If the underlying stock were to continue to appreciate and the stock reached a bid price of $25.76, the owned stock can be sold for a $50 gain or $50/$1263=3.95% profit. At the point the underlying stock is at $25.76, the CFD bid price may only be $25.74. Since the trader must exit the CFD trade at the bid price, and the spread in the CFD is likely larger than it is in the actual stock market, a few cents in profit are likely to be given up. Therefore, the CFD gain is an estimated $48 or $48/$126.30=38% return on investment. The CFD may also require the trader to buy at a higher initial price, $25.28 for example. Even so, the $46 to $48 is a real profit from the CFD, whereas the $50 profit from owning the stock does not account for commissions or other fees. In this case, it is likely the CFD put more money in the trader’s pocket.

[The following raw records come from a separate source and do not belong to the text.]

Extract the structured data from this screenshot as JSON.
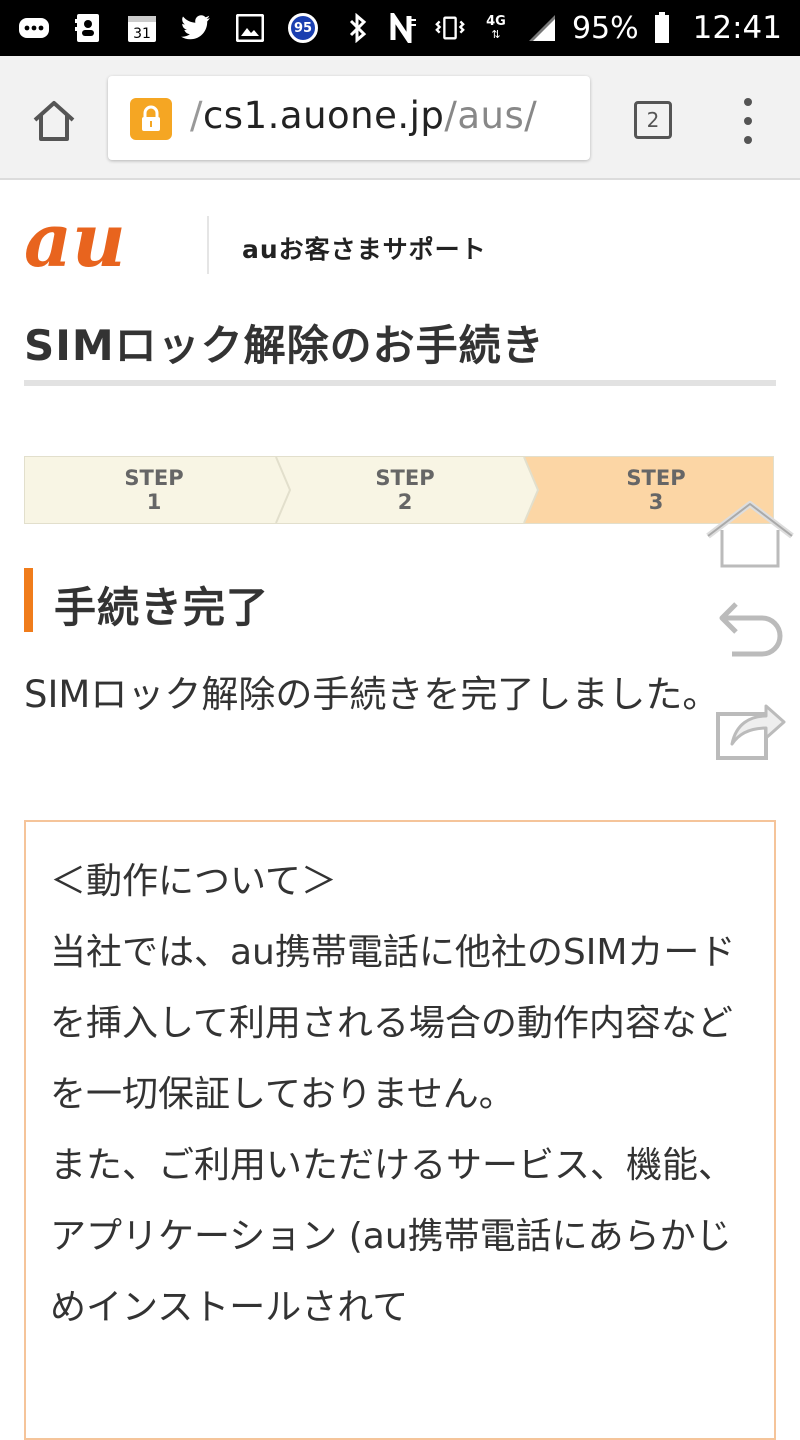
{
  "status_bar": {
    "battery_percent": "95%",
    "time": "12:41",
    "calendar_day": "31",
    "notification_badge": "95",
    "network_type": "4G",
    "icons": [
      "messages-icon",
      "contacts-icon",
      "calendar-icon",
      "twitter-icon",
      "gallery-icon",
      "badge-icon",
      "bluetooth-icon",
      "nfc-icon",
      "vibrate-icon",
      "signal-icon",
      "battery-icon"
    ]
  },
  "browser": {
    "url_prefix": "/",
    "url_domain": "cs1.auone.jp",
    "url_path": "/aus/",
    "tab_count": "2"
  },
  "header": {
    "support_title": "auお客さまサポート",
    "logo_text": "au",
    "brand_color": "#e8641e"
  },
  "page": {
    "title": "SIMロック解除のお手続き"
  },
  "steps": [
    {
      "label": "STEP",
      "number": "1",
      "active": false
    },
    {
      "label": "STEP",
      "number": "2",
      "active": false
    },
    {
      "label": "STEP",
      "number": "3",
      "active": true
    }
  ],
  "section": {
    "heading": "手続き完了",
    "message": "SIMロック解除の手続きを完了しました。"
  },
  "notice": {
    "text": "＜動作について＞\n当社では、au携帯電話に他社のSIMカードを挿入して利用される場合の動作内容などを一切保証しておりません。\nまた、ご利用いただけるサービス、機能、アプリケーション (au携帯電話にあらかじめインストールされて"
  },
  "colors": {
    "step_inactive": "#f8f5e4",
    "step_active": "#fcd6a5",
    "section_accent": "#f07c1b",
    "notice_border": "#f5c49a"
  }
}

Buying a company share in a rising market (going long)

In this example, Company ABC is trading at 98 / 100 (where 98 cents is the sell price and 100 cents is the buy price). The spread is 2.

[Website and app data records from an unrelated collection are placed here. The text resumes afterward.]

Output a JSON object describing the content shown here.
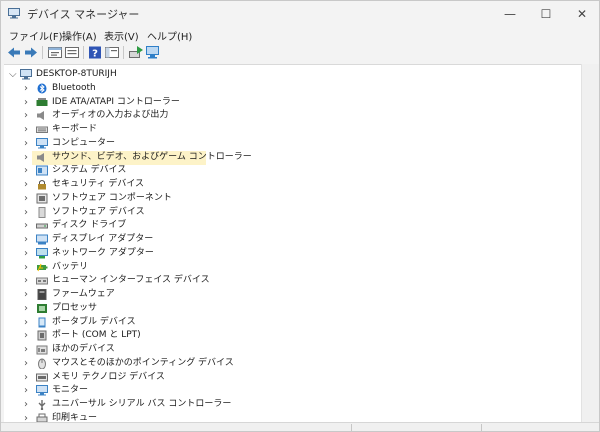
{
  "window": {
    "title": "デバイス マネージャー",
    "minimize_glyph": "—",
    "maximize_glyph": "☐",
    "close_glyph": "✕"
  },
  "menu": [
    {
      "label": "ファイル(F)"
    },
    {
      "label": "操作(A)"
    },
    {
      "label": "表示(V)"
    },
    {
      "label": "ヘルプ(H)"
    }
  ],
  "toolbar": [
    {
      "icon": "back-arrow-icon",
      "color": "#3a7ab8"
    },
    {
      "icon": "forward-arrow-icon",
      "color": "#3a7ab8"
    },
    {
      "icon": "properties-icon",
      "color": "#6b6b6b"
    },
    {
      "icon": "list-view-icon",
      "color": "#6b6b6b"
    },
    {
      "icon": "help-icon",
      "color": "#2f55b5"
    },
    {
      "icon": "console-icon",
      "color": "#6b6b6b"
    },
    {
      "icon": "update-driver-icon",
      "color": "#2e9c44"
    },
    {
      "icon": "scan-hardware-icon",
      "color": "#2f7fc8"
    }
  ],
  "tree": {
    "root": {
      "label": "DESKTOP-8TURIJH",
      "icon": "computer-icon",
      "expanded": true
    },
    "selected_index": 5,
    "items": [
      {
        "label": "Bluetooth",
        "icon": "bluetooth-icon",
        "color": "#1f6fd1"
      },
      {
        "label": "IDE ATA/ATAPI コントローラー",
        "icon": "ide-controller-icon",
        "color": "#2e7d32"
      },
      {
        "label": "オーディオの入力および出力",
        "icon": "speaker-icon",
        "color": "#8a8a8a"
      },
      {
        "label": "キーボード",
        "icon": "keyboard-icon",
        "color": "#7a7a7a"
      },
      {
        "label": "コンピューター",
        "icon": "monitor-icon",
        "color": "#3b82c4"
      },
      {
        "label": "サウンド、ビデオ、およびゲーム コントローラー",
        "icon": "speaker-icon",
        "color": "#8a8a8a"
      },
      {
        "label": "システム デバイス",
        "icon": "system-device-icon",
        "color": "#3b82c4"
      },
      {
        "label": "セキュリティ デバイス",
        "icon": "security-device-icon",
        "color": "#b08a2e"
      },
      {
        "label": "ソフトウェア コンポーネント",
        "icon": "software-component-icon",
        "color": "#6b6b6b"
      },
      {
        "label": "ソフトウェア デバイス",
        "icon": "software-device-icon",
        "color": "#8a8a8a"
      },
      {
        "label": "ディスク ドライブ",
        "icon": "disk-drive-icon",
        "color": "#6b6b6b"
      },
      {
        "label": "ディスプレイ アダプター",
        "icon": "display-adapter-icon",
        "color": "#3b82c4"
      },
      {
        "label": "ネットワーク アダプター",
        "icon": "network-adapter-icon",
        "color": "#3b82c4"
      },
      {
        "label": "バッテリ",
        "icon": "battery-icon",
        "color": "#3f9b3f"
      },
      {
        "label": "ヒューマン インターフェイス デバイス",
        "icon": "hid-icon",
        "color": "#7a7a7a"
      },
      {
        "label": "ファームウェア",
        "icon": "firmware-icon",
        "color": "#555555"
      },
      {
        "label": "プロセッサ",
        "icon": "processor-icon",
        "color": "#2e7d32"
      },
      {
        "label": "ポータブル デバイス",
        "icon": "portable-device-icon",
        "color": "#3b82c4"
      },
      {
        "label": "ポート (COM と LPT)",
        "icon": "port-icon",
        "color": "#6b6b6b"
      },
      {
        "label": "ほかのデバイス",
        "icon": "other-device-icon",
        "color": "#7a7a7a"
      },
      {
        "label": "マウスとそのほかのポインティング デバイス",
        "icon": "mouse-icon",
        "color": "#7a7a7a"
      },
      {
        "label": "メモリ テクノロジ デバイス",
        "icon": "memory-device-icon",
        "color": "#6b6b6b"
      },
      {
        "label": "モニター",
        "icon": "monitor-icon",
        "color": "#3b82c4"
      },
      {
        "label": "ユニバーサル シリアル バス コントローラー",
        "icon": "usb-icon",
        "color": "#6b6b6b"
      },
      {
        "label": "印刷キュー",
        "icon": "printer-icon",
        "color": "#6b6b6b"
      }
    ]
  },
  "colors": {
    "selection": "#fdf3c8",
    "window_bg": "#f3f3f3",
    "tree_bg": "#ffffff"
  }
}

You think the company’s price is going to go up so you decide to open a long position by buying 10,000 CFDs, or ‘units’ at 100 cents. A separate commission charge of $10 would be applied when you open the trade, as 0.10% of the trade size is $10 (10,000 units x 100c = $10,000 x 0.10%).

Company ABC has a margin rate of 3%, which means you only have to deposit 3% of the total value of the trade as position margin. Therefore, in this example your position margin will be $300 (10,000 units x 100p = $10,000 x 3%).

Remember that if the price moves against you, it’s possible to lose more than your margin of $300, as losses will be based on the full value of the position.

Outcome A: a profitable trade

Let’s assume your prediction was correct and the price rises over the next week to 110 / 112. You decide to close your buy trade by selling at 110 cents (the current sell price). Remember, commission is charged when you exit a trade too, so a charge of $11 would be applied when you close the trade, as 0.10% of the trade size is $11 (10,000 units x 110p = $11,000 x 0.10%).

The price has moved 10 cents in your favour, from 100 cents (the initial buy price or opening price) to 110 cents (the current sell price or closing price). Multiply this by the number of units you bought (10,000) to calculate your profit of $1000, then subtract the total commission charge ($10 at entry + $11 at exit = $21) which results in a total profit of $979.

Outcome B: a losing trade

Unfortunately, your prediction was wrong and the price of Company ABC drops over the next week to 93 / 95. You think the price is likely to continue dropping so, to limit your losses, you decide to sell at 93 cents (the current sell price) to close the trade. As commission is charged when you exit a trade too, a charge of $£9.30 would apply, as 0.10% of the trade size is $9.30 (10,000 units x 93c = $9,300 x 0.10%).

The price has moved 7 cents against you, from 100 cents (the initial buy price) to 93 cents (the current sell price). Multiply this by the number of units you bought (10,000) to calculate your loss of $700, plus the total commission charge ($10 at entry + $9.30 at exit = $19.30) which results in a total loss of $719.30.

Trading CFDs can be a good money maker. That being said, as with all types of trading, you should ensure you have a good knowledge of the markets and all of its aspects to maximise the chances of profitability.